| Required action |
All lines in the data bearing the string "passport" should be identified and copied.

| Web page and app entries |
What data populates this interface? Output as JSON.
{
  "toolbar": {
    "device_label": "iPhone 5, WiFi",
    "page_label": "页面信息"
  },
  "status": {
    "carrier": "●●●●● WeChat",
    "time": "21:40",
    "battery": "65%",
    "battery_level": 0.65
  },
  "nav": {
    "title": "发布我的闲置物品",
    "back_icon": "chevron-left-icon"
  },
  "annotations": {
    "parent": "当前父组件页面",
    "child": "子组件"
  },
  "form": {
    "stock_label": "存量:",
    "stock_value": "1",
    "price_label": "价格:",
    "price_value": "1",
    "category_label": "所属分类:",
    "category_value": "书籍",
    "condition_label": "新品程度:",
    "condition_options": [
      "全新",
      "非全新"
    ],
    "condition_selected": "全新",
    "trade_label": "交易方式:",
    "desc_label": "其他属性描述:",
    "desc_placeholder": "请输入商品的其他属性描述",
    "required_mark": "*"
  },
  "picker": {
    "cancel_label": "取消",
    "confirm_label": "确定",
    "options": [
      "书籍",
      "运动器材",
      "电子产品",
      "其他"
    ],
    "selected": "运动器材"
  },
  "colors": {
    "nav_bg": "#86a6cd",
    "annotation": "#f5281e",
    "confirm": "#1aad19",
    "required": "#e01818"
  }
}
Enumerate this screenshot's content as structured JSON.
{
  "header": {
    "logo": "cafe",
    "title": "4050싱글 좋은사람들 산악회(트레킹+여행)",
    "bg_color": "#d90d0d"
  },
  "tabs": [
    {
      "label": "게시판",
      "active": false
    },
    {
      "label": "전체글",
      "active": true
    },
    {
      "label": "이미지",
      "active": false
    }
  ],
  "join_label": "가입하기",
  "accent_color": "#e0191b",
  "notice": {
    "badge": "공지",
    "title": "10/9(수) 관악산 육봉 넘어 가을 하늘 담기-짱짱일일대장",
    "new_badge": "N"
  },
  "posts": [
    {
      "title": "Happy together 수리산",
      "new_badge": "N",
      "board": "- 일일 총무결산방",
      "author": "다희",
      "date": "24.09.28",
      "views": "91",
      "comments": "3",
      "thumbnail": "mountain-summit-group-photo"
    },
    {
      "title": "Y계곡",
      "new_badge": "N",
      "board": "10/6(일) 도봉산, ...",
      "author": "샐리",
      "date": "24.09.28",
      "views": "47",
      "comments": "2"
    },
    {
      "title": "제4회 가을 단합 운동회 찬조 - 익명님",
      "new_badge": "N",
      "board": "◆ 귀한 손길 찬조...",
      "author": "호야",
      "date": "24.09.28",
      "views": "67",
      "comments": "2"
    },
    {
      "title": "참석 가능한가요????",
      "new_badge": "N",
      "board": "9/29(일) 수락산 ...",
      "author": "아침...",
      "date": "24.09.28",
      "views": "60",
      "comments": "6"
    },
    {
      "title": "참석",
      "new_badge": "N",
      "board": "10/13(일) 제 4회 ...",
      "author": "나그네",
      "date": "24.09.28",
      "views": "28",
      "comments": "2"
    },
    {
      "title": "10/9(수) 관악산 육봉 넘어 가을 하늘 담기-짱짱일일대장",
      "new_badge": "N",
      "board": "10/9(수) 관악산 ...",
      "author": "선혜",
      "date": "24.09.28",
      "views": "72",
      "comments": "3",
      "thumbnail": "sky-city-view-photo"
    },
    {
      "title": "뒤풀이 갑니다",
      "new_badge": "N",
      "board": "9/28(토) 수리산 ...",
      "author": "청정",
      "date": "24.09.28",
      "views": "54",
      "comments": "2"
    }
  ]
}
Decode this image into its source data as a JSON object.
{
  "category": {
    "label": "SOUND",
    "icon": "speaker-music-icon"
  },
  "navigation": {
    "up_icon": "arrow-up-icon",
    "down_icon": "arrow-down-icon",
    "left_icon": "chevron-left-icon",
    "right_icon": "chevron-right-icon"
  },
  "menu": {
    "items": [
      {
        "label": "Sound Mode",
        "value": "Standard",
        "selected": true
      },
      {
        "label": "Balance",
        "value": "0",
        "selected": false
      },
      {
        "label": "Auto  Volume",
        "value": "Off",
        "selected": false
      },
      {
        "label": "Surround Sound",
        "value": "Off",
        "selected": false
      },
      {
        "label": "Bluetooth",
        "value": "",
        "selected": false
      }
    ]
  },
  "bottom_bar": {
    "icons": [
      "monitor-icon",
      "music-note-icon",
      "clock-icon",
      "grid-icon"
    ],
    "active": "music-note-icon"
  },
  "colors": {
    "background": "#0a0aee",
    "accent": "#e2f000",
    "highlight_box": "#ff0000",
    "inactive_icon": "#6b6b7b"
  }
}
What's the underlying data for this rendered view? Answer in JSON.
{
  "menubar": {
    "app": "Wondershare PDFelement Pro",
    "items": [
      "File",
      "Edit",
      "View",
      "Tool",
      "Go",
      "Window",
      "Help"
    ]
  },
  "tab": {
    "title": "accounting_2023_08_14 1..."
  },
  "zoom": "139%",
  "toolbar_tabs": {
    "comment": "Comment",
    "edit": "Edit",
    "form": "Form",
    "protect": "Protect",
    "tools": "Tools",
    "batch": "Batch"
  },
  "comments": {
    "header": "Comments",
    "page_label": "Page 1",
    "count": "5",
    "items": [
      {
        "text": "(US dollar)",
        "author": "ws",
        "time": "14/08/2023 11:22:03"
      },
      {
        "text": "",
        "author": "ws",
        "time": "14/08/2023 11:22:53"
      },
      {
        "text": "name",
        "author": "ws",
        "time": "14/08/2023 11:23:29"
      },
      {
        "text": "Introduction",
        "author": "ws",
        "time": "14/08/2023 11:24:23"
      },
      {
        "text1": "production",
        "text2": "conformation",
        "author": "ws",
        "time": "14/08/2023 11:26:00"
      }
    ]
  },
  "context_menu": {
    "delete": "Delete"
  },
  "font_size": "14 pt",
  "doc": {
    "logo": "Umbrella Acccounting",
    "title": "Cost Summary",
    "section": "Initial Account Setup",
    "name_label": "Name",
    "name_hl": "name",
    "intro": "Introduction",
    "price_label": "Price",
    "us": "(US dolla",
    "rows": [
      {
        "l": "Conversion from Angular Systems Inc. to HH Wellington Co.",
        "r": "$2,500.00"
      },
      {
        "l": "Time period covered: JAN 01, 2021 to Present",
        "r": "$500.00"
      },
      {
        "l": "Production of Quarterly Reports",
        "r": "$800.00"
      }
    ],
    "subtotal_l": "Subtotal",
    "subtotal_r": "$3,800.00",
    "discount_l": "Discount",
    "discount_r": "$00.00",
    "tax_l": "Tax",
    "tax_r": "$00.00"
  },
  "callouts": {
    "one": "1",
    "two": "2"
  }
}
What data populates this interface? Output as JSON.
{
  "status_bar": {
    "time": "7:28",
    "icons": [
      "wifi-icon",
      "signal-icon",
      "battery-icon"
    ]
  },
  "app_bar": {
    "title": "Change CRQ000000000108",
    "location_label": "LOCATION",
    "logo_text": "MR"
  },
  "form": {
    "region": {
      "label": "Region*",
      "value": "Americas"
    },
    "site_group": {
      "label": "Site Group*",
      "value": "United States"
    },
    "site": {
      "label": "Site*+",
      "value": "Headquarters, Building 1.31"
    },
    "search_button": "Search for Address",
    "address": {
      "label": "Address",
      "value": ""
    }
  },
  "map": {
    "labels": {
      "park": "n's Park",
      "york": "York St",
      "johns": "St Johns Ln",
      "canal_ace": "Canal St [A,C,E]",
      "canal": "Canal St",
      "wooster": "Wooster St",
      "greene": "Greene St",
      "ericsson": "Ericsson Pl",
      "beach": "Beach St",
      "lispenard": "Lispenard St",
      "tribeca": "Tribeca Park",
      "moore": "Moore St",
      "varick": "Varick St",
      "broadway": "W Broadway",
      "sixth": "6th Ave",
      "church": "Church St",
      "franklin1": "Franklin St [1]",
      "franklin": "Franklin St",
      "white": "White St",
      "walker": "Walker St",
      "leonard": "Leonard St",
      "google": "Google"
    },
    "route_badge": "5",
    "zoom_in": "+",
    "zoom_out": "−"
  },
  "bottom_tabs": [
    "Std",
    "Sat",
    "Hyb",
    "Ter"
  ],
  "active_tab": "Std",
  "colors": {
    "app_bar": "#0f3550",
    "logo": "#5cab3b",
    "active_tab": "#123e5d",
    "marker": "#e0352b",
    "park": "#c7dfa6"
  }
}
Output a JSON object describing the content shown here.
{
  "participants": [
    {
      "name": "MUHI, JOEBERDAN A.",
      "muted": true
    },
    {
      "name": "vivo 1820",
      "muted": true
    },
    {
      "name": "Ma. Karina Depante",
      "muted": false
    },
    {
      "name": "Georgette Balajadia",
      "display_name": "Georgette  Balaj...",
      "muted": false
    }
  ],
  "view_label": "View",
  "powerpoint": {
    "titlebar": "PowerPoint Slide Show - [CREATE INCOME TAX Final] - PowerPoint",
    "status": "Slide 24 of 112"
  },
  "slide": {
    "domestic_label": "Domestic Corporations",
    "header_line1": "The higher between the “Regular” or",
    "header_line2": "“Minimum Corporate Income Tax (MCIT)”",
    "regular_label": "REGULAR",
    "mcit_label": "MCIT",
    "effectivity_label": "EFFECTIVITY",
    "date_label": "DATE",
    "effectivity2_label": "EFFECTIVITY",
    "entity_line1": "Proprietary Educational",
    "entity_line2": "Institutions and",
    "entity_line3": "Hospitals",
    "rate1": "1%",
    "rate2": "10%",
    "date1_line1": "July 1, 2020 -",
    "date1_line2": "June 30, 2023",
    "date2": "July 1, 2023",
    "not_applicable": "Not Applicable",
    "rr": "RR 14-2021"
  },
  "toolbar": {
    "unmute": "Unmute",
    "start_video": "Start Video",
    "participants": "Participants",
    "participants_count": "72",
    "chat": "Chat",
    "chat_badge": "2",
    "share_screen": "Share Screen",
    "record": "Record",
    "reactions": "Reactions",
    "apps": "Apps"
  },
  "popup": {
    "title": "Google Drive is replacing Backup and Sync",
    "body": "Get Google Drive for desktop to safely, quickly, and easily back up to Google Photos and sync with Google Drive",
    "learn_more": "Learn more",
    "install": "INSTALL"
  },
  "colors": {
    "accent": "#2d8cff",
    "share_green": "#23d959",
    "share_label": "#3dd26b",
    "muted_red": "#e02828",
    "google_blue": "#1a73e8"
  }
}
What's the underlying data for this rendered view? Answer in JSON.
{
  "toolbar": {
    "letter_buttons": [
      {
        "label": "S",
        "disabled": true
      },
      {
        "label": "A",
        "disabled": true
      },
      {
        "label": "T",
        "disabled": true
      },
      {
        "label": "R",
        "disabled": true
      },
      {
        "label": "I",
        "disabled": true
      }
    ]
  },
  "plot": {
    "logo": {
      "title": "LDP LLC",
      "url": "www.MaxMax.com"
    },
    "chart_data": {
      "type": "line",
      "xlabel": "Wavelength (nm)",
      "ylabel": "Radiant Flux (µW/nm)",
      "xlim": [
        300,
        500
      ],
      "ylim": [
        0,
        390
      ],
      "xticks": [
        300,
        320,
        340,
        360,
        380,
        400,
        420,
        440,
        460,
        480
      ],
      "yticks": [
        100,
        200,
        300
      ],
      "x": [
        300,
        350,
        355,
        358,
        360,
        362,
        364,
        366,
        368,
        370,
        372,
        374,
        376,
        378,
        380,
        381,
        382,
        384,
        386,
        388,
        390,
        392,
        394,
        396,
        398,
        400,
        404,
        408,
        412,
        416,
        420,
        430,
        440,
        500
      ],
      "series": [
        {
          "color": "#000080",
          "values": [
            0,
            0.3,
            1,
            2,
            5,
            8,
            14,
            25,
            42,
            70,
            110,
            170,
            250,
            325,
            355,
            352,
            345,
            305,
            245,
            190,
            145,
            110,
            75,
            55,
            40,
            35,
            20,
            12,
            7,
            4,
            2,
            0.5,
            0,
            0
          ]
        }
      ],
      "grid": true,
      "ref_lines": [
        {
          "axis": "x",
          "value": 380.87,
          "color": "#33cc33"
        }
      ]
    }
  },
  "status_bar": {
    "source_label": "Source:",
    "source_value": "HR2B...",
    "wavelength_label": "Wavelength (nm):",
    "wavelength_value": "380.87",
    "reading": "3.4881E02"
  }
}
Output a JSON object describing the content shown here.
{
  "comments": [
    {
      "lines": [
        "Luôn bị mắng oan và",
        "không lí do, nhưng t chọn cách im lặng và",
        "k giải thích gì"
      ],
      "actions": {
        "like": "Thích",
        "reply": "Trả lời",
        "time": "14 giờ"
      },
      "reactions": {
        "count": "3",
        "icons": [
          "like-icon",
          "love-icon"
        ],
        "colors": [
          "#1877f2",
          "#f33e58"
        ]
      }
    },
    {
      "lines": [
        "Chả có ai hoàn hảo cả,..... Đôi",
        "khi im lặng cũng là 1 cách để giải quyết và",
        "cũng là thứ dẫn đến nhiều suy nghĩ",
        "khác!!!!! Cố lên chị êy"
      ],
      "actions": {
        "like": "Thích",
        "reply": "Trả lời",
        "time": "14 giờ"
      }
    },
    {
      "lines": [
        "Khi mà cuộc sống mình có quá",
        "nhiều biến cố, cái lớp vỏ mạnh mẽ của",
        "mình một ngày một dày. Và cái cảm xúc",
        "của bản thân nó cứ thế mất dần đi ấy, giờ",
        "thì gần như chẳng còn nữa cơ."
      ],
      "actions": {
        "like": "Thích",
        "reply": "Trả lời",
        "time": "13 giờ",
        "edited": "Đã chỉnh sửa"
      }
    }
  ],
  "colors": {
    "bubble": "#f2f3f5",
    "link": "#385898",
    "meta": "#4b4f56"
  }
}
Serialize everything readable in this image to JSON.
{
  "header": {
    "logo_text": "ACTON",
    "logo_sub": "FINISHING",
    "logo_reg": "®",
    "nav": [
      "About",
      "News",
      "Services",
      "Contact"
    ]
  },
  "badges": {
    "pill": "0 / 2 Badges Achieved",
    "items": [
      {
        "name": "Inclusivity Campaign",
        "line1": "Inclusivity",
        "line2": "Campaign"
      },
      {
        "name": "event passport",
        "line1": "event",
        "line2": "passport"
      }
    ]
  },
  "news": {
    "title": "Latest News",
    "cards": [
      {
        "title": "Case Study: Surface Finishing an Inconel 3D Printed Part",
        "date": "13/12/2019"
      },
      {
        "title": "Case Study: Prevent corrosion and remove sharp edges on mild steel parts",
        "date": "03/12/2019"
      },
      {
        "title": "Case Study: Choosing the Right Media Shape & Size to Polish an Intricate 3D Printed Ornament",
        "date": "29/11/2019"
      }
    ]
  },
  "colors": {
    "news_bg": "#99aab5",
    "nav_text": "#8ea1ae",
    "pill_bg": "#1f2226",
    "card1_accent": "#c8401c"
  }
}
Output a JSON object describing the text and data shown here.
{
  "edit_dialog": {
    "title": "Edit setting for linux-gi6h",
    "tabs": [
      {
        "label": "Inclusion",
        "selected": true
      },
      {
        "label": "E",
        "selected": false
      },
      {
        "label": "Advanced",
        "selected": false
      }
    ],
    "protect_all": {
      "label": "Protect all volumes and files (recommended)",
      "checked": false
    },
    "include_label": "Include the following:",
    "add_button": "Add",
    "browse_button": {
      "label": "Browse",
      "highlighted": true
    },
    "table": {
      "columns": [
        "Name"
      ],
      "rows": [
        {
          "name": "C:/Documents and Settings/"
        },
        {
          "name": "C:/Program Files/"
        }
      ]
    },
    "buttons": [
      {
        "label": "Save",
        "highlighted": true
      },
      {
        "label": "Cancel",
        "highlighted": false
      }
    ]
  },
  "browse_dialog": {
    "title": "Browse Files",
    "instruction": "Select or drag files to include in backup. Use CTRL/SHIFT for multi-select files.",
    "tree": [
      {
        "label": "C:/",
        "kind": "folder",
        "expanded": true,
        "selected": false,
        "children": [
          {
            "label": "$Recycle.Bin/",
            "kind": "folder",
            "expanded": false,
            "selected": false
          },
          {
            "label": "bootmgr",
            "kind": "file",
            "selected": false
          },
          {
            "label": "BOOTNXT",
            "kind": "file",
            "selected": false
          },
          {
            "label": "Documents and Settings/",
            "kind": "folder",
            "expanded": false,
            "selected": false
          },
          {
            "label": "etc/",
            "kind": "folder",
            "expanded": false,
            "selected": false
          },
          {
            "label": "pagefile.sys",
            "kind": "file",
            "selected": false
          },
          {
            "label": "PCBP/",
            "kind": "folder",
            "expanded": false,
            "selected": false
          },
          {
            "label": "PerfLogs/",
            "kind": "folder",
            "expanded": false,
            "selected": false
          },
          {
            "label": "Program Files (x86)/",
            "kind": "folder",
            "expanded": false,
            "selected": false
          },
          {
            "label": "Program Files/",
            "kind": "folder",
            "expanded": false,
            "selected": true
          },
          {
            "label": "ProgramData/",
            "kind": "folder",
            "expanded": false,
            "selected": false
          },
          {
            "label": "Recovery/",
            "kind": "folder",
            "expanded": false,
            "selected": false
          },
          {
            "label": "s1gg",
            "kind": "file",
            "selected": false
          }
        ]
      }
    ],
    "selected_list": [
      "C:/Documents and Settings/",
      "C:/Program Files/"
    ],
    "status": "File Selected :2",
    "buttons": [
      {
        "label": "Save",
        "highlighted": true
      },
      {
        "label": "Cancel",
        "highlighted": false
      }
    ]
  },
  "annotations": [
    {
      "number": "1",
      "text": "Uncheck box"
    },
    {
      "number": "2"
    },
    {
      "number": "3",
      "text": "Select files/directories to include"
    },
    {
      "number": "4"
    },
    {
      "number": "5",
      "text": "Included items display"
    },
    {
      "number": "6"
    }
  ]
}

| Answer to the exercise |
        "name": "event passport",
        "line2": "passport"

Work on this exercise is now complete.